Description

364 pages
Contains Illustrations, Maps, Bibliography, Index
$55.00
ISBN 0-7735-1370-1
DDC 338.1'74772'09729

Year

1996

Contributor

Reviewed by J.H. Galloway

J.H. Galloway is a professor of geography at the University of Toronto.

Review

Survival by Association is a geography of banana production on the
Caribbean islands of Martinique, Guadeloupe, Dominica, and St. Lucia
from the end of World War II to the present. The greater part of the
book is an analysis of the industry on these islands during the early
1960s, when the author did her fieldwork. This emphasis leaves the book
seriously out of balance and raises two questions: why was this research
not published before, and why publish it in so much detail now?

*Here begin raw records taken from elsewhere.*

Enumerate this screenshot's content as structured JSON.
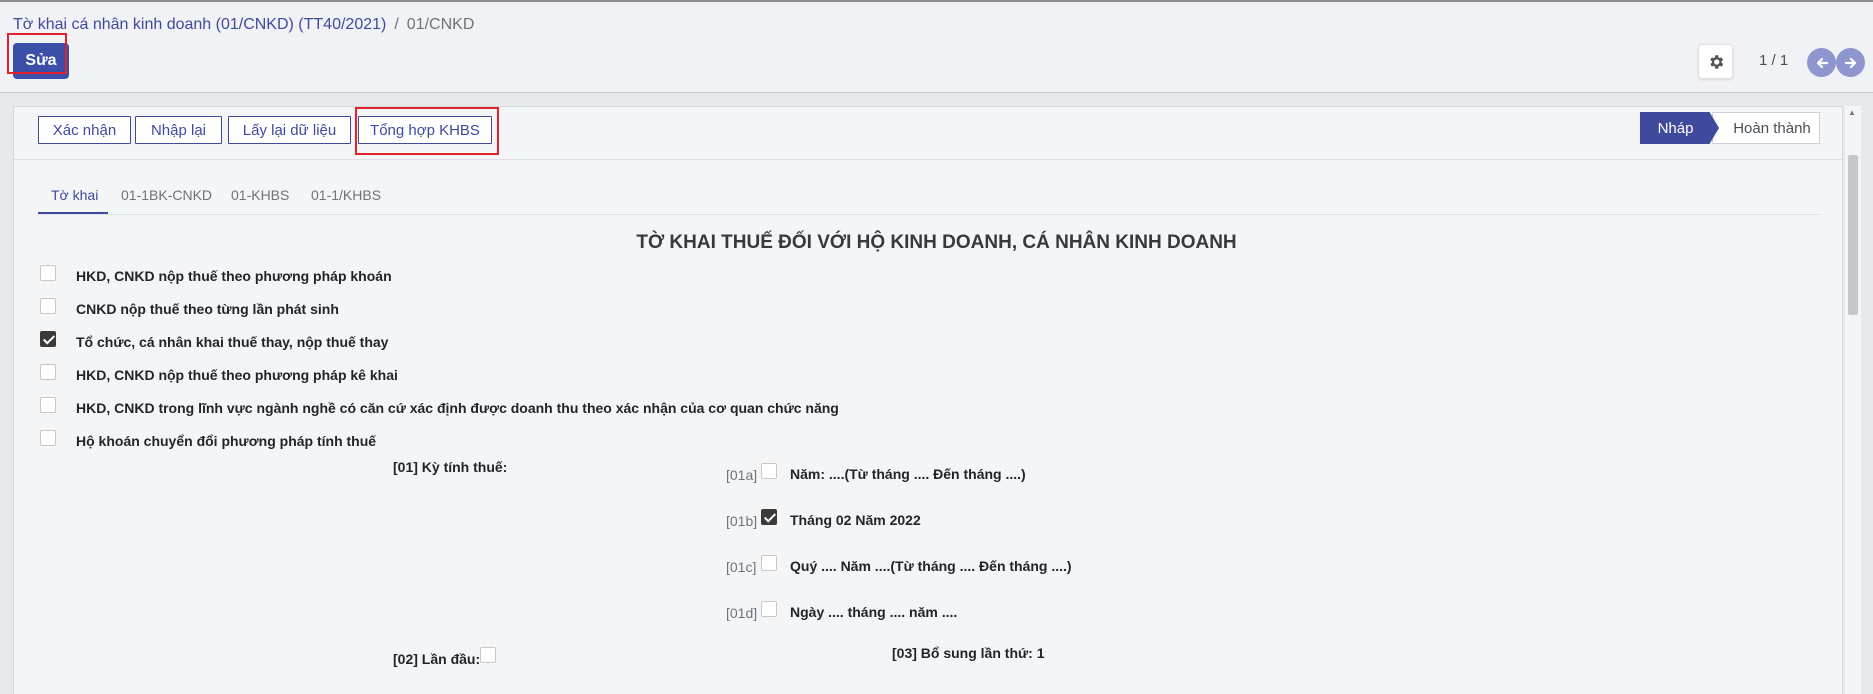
{
  "breadcrumb": {
    "parent": "Tờ khai cá nhân kinh doanh (01/CNKD) (TT40/2021)",
    "separator": "/",
    "current": "01/CNKD"
  },
  "toolbar": {
    "edit_label": "Sửa",
    "pager_value": "1 / 1"
  },
  "header_buttons": {
    "confirm": "Xác nhận",
    "reset": "Nhập lại",
    "reload": "Lấy lại dữ liệu",
    "summary": "Tổng hợp KHBS"
  },
  "status": {
    "draft": "Nháp",
    "done": "Hoàn thành",
    "active": "Nháp"
  },
  "tabs": [
    {
      "label": "Tờ khai",
      "active": true
    },
    {
      "label": "01-1BK-CNKD",
      "active": false
    },
    {
      "label": "01-KHBS",
      "active": false
    },
    {
      "label": "01-1/KHBS",
      "active": false
    }
  ],
  "form": {
    "title": "TỜ KHAI THUẾ ĐỐI VỚI HỘ KINH DOANH, CÁ NHÂN KINH DOANH",
    "options": [
      {
        "label": "HKD, CNKD nộp thuế theo phương pháp khoán",
        "checked": false
      },
      {
        "label": "CNKD nộp thuế theo từng lần phát sinh",
        "checked": false
      },
      {
        "label": "Tổ chức, cá nhân khai thuế thay, nộp thuế thay",
        "checked": true
      },
      {
        "label": "HKD, CNKD nộp thuế theo phương pháp kê khai",
        "checked": false
      },
      {
        "label": "HKD, CNKD trong lĩnh vực ngành nghề có căn cứ xác định được doanh thu theo xác nhận của cơ quan chức năng",
        "checked": false
      },
      {
        "label": "Hộ khoán chuyển đổi phương pháp tính thuế",
        "checked": false
      }
    ],
    "period_label": "[01] Kỳ tính thuế:",
    "periods": [
      {
        "code": "[01a]",
        "label": "Năm: ....(Từ tháng .... Đến tháng ....)",
        "checked": false
      },
      {
        "code": "[01b]",
        "label": "Tháng 02 Năm 2022",
        "checked": true
      },
      {
        "code": "[01c]",
        "label": "Quý .... Năm ....(Từ tháng .... Đến tháng ....)",
        "checked": false
      },
      {
        "code": "[01d]",
        "label": "Ngày .... tháng .... năm ....",
        "checked": false
      }
    ],
    "first_time_label": "[02] Lần đầu:",
    "first_time_checked": false,
    "supplement_label": "[03] Bổ sung lần thứ: 1"
  },
  "colors": {
    "primary": "#3f4a9c",
    "highlight": "#e2232b"
  }
}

The author is interested in the role of growers’ associations in
promoting bananas as an export crop. By examining banana production on
four islands, she is able to compare and contrast the strategies of
different associations. She argues that the associations have been
necessary to the survival of the banana trade and that their activities
have significantly influenced the patterns of land use. These
conclusions were perhaps to have been expected. Had the associations not
been effective, they would have become irrelevant, and banana exports
presumably would have declined; by being effective, they necessarily
influenced land use.

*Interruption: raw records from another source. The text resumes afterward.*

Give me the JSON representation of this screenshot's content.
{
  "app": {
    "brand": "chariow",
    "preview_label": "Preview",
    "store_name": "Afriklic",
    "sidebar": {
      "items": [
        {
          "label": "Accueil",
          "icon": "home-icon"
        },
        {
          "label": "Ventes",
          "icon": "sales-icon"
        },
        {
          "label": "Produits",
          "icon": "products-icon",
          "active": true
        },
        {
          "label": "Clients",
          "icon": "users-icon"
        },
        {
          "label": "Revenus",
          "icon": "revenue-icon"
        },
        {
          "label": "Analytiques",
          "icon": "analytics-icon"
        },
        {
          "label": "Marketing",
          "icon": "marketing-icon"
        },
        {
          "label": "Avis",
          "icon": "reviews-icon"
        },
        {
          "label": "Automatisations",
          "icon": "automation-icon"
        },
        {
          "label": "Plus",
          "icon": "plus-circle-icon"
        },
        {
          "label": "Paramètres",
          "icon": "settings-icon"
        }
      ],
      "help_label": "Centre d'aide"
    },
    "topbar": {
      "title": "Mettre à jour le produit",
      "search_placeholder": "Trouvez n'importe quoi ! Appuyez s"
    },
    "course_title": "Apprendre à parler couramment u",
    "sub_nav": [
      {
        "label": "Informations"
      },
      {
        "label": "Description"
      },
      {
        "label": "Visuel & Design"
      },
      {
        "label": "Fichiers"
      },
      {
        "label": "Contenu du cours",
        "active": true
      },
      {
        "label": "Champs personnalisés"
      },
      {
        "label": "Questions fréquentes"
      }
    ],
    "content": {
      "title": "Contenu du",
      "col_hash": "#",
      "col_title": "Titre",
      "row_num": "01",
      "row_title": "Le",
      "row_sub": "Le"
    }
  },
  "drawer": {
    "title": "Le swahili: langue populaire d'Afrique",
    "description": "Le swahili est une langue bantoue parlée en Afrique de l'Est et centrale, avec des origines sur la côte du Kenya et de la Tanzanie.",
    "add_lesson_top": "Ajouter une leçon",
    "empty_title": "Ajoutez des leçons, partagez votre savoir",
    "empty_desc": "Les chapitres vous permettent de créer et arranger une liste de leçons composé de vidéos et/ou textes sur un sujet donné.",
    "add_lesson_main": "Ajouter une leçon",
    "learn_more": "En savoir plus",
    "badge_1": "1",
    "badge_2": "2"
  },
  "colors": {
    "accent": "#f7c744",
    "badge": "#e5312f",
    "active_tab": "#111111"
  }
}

As the author notes, a fundamental problem of agriculture in the
Eastern Caribbean is that no matter what crop is grown for export, it
can be grown more efficiently and more cheaply elsewhere. Britain and
France, the former colonial powers, encouraged banana cultivation on
these islands after World War II because they could pay with pounds and
francs rather than with dollars. In the 1960s and later, when dollars
had ceased to be scarce, Britain and France negotiated preferential
access for the islands’ bananas to the European market. The
associations have so far been successful in lobbying for continuing
preferential access. The author recounts these negotiations and ends
with a plea for the interests of small-scale producers in a harsh
free-trade world. Her book is both a study in agricultural protectionism
and an important contribution to our knowledge of Caribbean agriculture.
Those who are interested in this subject should not let the weight of
1960s detail deter them from rewarding reading.

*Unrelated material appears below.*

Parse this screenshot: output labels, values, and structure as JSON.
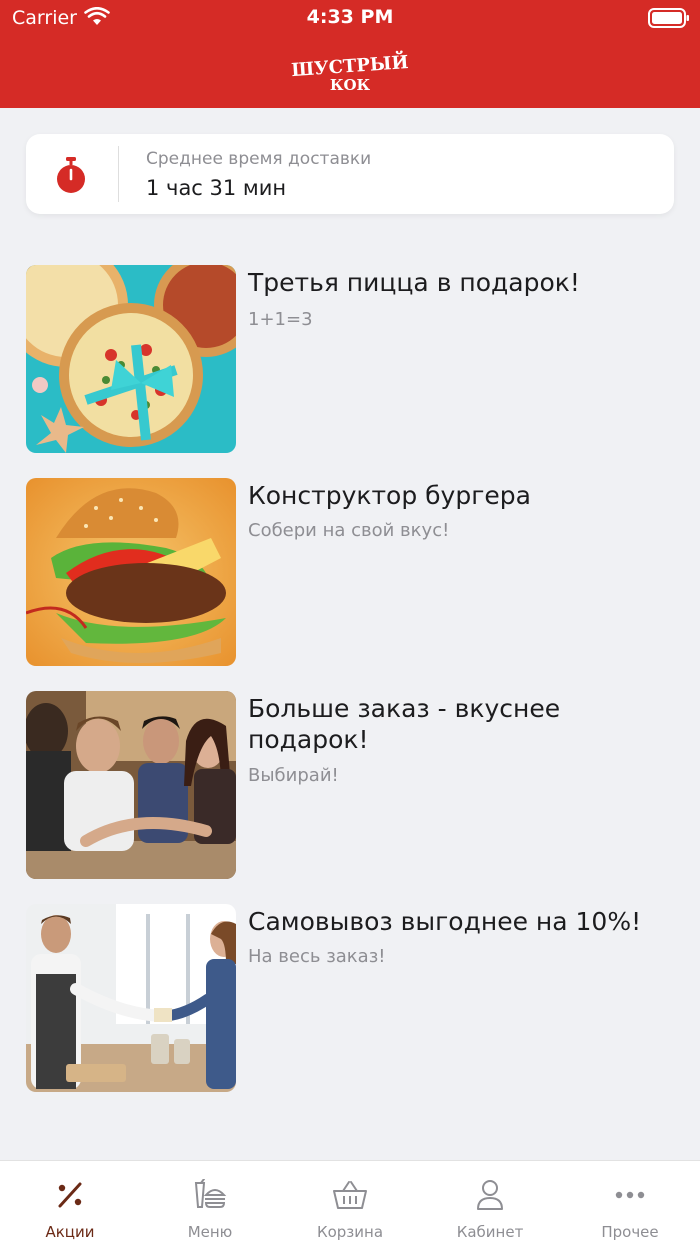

Citation

Welch, Barbara M., “Survival by Association,” Canadian Book Review Annual Online, accessed June 24, 2024, https://cbra.library.utoronto.ca/items/show/5598.